THE WAILIN' JENNYS at the Rivoli (332 Queen West), Saturday (May 22). $10. 416-596-1908. Rating: NNNNN
It's a sweaty mid-May Wednesday in Toronto when I call up Cara Luft at her Winnipeg home, but Luft, one-third of folk-pop trio the Wailin' Jennys, is bundled up in a woolly toque-and-sweater combo. She's just returned from playing a show at the 'Peg legislature building in honour of Manitoba Day (don't worry - she didn't know the holiday existed either), and she's cursing the massive prairie snowstorm that's got authorities advising local folks to stay home.
The freak flurries are an appropriate backdrop, Luft laughs, since she credits weather extremes with maintaining the thriving Winnipeg music scene.
"Everything's so extreme here," she explains in her chirpy prairie cadence. "The winters are brutal, and the summers are pretty extreme as well.
"There's something about those extremes that encourages people to look beyond their surroundings. People say that Manitoba's friendly, and it's true - there's not much to do here, so we have more of a sense of community."
That strong sense of community, and the support system of arts funding exemplified by organizations like Manitoba Film and Sound and MARIA (the Manitoba Audio Recording Industry Assocation) have helped kick Luft's musical career into high gear.
The daughter of professional folksingers who daylighted as teachers, the Calgary-born Luft's been singing rootsy tunes onstage since she was in kindergarten. She played her first solo show at age 12 and was opening for local acts at folk clubs by 14.
But it was only after hanging out at a Winnipeg guitar shop called Sled Dog Music that she was blindsided in one of those weird karmic moments that speckle pop music history.
Sled Dog's owner urged Luft to team up with two other local folkies - Celtic belter Ruth Moody of Scruj MacDuhk and backing-vocalist-turned-frontwoman Nicky Mehta - for a one-night stand at his store in January 2002.
"We honestly didn't think beyond that one night," offers Luft. "It was a weird process entering into a working relationship with strangers. We only knew we had a month to prepare.
"On top of learning and trying to memorize 20 new songs, you're trying to work with people you don't know anything about. You're spending energy just getting to know each other."
They clicked musically, winning invites to play sold-out showcases at folk fests and healthy airplay on the CBC, and set aside their solo shticks to become the Wailin' Jennys, but maintain musical autonomy by operating as a collective - each member receives individual writing credit and lead vocal duties for her own songs.
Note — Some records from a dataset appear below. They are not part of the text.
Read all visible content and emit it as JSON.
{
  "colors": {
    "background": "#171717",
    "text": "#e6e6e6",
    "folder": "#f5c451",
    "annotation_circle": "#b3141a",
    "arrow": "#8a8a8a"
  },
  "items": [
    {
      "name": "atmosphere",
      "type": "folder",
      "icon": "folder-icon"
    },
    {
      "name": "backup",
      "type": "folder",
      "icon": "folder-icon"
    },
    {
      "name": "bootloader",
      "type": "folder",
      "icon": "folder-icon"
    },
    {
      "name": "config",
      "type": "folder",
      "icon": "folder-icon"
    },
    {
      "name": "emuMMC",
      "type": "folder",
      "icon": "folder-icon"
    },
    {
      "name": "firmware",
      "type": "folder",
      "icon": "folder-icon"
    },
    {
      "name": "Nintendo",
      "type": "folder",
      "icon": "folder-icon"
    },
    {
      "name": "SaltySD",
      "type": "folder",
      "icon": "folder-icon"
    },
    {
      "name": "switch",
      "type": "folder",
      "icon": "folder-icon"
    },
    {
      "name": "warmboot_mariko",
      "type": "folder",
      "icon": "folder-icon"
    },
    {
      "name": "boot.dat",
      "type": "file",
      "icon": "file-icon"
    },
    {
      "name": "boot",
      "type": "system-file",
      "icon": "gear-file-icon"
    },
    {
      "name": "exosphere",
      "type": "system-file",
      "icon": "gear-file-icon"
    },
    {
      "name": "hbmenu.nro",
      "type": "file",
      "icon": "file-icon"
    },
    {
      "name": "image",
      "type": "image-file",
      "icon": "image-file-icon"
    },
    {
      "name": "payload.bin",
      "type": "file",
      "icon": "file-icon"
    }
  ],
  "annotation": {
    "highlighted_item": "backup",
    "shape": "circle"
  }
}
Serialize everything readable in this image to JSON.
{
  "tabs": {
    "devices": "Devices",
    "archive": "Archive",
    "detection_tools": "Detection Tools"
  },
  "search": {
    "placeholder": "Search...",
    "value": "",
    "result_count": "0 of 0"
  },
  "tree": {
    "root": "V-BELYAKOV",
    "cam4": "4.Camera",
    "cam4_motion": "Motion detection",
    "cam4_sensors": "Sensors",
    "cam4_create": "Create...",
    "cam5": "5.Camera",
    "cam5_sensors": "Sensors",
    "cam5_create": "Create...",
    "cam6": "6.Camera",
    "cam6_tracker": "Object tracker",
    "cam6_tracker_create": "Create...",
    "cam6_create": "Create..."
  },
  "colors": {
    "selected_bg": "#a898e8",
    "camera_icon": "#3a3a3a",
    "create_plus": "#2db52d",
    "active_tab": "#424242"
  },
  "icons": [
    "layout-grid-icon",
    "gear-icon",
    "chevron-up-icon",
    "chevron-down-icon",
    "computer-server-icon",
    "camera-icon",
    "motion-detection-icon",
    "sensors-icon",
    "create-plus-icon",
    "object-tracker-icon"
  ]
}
This sets them apart from that other Canuck roots-pop trio, the Be Good Tanyas, who've become post-O Brother music scene darlings. So do the Jennys' aesthetics. Their brand new 40 Days (Jericho Beach) disc showcases a far more contemporary folk-pop sound more in keeping with Joan Baez, the Indigo Girls and Lilith Fair-style campfire music than with the Tanyas' Americana newgrass vibe. While the Jennys' songs may lack the same creaky backroads country soul, they benefit from the trio's strong vocals, which combine Luft's rich alto, Mehta's mezzo and Moody's angelic soprano into choirgirl three-part harmonies.
"There aren't a lot of harmony groups out there these days," proclaims Luft. "We're an anomaly, and people often tell us how great it is to hear women's voices in harmony."
The Jennys have become quite successful in a short time, considering that earnest folkie tunes don't exactly have the insta-popular cool cachet of, say, disco-punk. Luft thinks it's related to their geographical locale.
"The biggest folk festivals are on the prairies," she explains. "Calgary has the most folk clubs per capita of any city in North America - something like 10 or 12 that run year-round. I heard a rumour that it was because of all the draft dodgers from Seattle and that area who came up to Calgary and started the folk boom there."